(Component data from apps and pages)

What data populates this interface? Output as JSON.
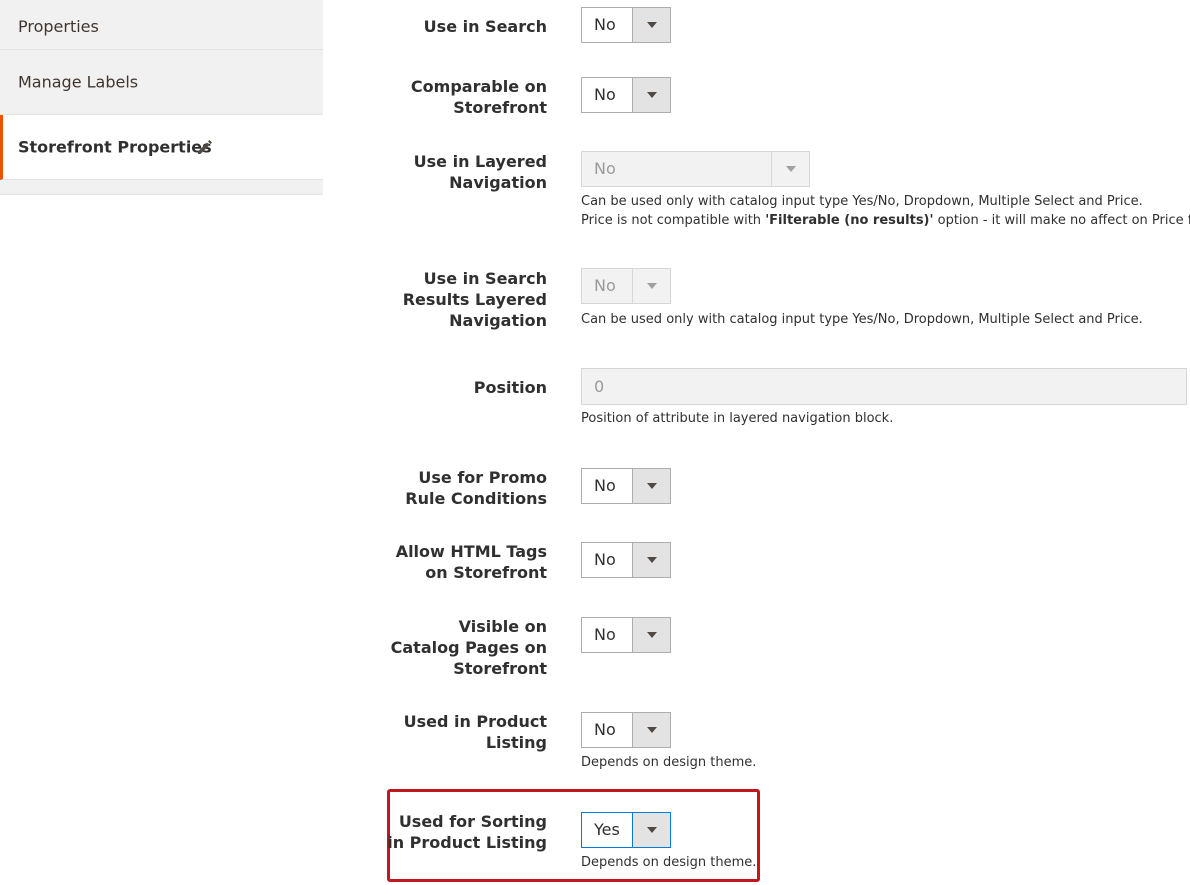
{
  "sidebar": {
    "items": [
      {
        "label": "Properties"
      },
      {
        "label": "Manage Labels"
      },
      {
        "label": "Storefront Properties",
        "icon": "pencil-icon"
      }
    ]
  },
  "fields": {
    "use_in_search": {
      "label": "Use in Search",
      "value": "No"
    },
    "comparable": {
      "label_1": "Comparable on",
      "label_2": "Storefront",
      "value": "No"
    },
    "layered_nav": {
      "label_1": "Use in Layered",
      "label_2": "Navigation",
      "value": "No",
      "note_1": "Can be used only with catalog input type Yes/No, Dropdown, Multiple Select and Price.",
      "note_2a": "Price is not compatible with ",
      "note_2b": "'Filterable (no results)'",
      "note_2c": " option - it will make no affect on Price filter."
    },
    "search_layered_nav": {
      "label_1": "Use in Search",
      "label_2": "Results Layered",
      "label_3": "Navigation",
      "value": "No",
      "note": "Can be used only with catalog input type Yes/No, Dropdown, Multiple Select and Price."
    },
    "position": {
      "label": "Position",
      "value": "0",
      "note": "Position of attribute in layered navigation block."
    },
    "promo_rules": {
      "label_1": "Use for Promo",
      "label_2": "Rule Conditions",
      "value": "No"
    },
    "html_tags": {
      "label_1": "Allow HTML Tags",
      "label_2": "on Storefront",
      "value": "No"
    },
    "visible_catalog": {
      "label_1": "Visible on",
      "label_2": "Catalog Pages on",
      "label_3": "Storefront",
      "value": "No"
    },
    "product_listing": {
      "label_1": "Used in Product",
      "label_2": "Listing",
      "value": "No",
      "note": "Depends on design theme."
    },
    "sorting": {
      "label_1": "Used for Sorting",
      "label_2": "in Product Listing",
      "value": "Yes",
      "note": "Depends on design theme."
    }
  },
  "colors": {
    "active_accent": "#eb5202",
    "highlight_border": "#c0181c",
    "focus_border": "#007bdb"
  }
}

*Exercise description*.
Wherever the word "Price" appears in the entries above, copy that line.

*Problem solution*.
      "note_1": "Can be used only with catalog input type Yes/No, Dropdown, Multiple Select and Price.",
      "note_2a": "Price is not compatible with ",
      "note_2c": " option - it will make no affect on Price filter."
      "note": "Can be used only with catalog input type Yes/No, Dropdown, Multiple Select and Price."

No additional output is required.